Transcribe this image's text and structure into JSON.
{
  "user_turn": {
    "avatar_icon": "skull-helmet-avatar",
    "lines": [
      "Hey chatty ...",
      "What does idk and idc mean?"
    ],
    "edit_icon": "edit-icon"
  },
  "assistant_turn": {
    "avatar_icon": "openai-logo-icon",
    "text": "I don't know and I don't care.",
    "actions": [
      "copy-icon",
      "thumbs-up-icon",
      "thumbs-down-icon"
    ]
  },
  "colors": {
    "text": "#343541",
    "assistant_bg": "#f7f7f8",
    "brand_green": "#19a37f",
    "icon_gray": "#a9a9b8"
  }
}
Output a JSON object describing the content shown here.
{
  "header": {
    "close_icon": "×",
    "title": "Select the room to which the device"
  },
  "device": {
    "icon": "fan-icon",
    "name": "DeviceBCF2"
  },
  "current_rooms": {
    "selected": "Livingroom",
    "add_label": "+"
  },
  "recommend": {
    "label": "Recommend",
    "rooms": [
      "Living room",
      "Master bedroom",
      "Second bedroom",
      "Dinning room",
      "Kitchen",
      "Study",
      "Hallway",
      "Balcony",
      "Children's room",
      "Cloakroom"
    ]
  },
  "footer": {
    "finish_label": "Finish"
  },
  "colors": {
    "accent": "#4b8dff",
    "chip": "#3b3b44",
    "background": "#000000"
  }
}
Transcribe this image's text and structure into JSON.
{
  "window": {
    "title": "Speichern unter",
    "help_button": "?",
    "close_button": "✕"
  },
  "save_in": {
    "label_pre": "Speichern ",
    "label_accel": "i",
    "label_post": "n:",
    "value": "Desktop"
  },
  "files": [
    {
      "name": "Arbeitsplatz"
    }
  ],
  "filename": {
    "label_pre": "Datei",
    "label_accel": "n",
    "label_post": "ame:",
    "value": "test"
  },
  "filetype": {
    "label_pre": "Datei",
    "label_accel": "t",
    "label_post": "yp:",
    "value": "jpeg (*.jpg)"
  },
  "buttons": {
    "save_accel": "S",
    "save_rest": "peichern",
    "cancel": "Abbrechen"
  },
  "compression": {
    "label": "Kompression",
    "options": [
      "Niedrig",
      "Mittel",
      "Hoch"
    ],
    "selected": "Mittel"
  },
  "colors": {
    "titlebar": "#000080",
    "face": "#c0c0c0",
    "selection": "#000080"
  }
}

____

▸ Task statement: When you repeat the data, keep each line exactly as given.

▸ Exercise answer:
Transcribe this image's text and structure into JSON.
{
  "user_turn": {
    "avatar_icon": "skull-helmet-avatar",
    "lines": [
      "Hey chatty ...",
      "What does idk and idc mean?"
    ],
    "edit_icon": "edit-icon"
  },
  "assistant_turn": {
    "avatar_icon": "openai-logo-icon",
    "text": "I don't know and I don't care.",
    "actions": [
      "copy-icon",
      "thumbs-up-icon",
      "thumbs-down-icon"
    ]
  },
  "colors": {
    "text": "#343541",
    "assistant_bg": "#f7f7f8",
    "brand_green": "#19a37f",
    "icon_gray": "#a9a9b8"
  }
}
Output a JSON object describing the content shown here.
{
  "header": {
    "close_icon": "×",
    "title": "Select the room to which the device"
  },
  "device": {
    "icon": "fan-icon",
    "name": "DeviceBCF2"
  },
  "current_rooms": {
    "selected": "Livingroom",
    "add_label": "+"
  },
  "recommend": {
    "label": "Recommend",
    "rooms": [
      "Living room",
      "Master bedroom",
      "Second bedroom",
      "Dinning room",
      "Kitchen",
      "Study",
      "Hallway",
      "Balcony",
      "Children's room",
      "Cloakroom"
    ]
  },
  "footer": {
    "finish_label": "Finish"
  },
  "colors": {
    "accent": "#4b8dff",
    "chip": "#3b3b44",
    "background": "#000000"
  }
}
Transcribe this image's text and structure into JSON.
{
  "window": {
    "title": "Speichern unter",
    "help_button": "?",
    "close_button": "✕"
  },
  "save_in": {
    "label_pre": "Speichern ",
    "label_accel": "i",
    "label_post": "n:",
    "value": "Desktop"
  },
  "files": [
    {
      "name": "Arbeitsplatz"
    }
  ],
  "filename": {
    "label_pre": "Datei",
    "label_accel": "n",
    "label_post": "ame:",
    "value": "test"
  },
  "filetype": {
    "label_pre": "Datei",
    "label_accel": "t",
    "label_post": "yp:",
    "value": "jpeg (*.jpg)"
  },
  "buttons": {
    "save_accel": "S",
    "save_rest": "peichern",
    "cancel": "Abbrechen"
  },
  "compression": {
    "label": "Kompression",
    "options": [
      "Niedrig",
      "Mittel",
      "Hoch"
    ],
    "selected": "Mittel"
  },
  "colors": {
    "titlebar": "#000080",
    "face": "#c0c0c0",
    "selection": "#000080"
  }
}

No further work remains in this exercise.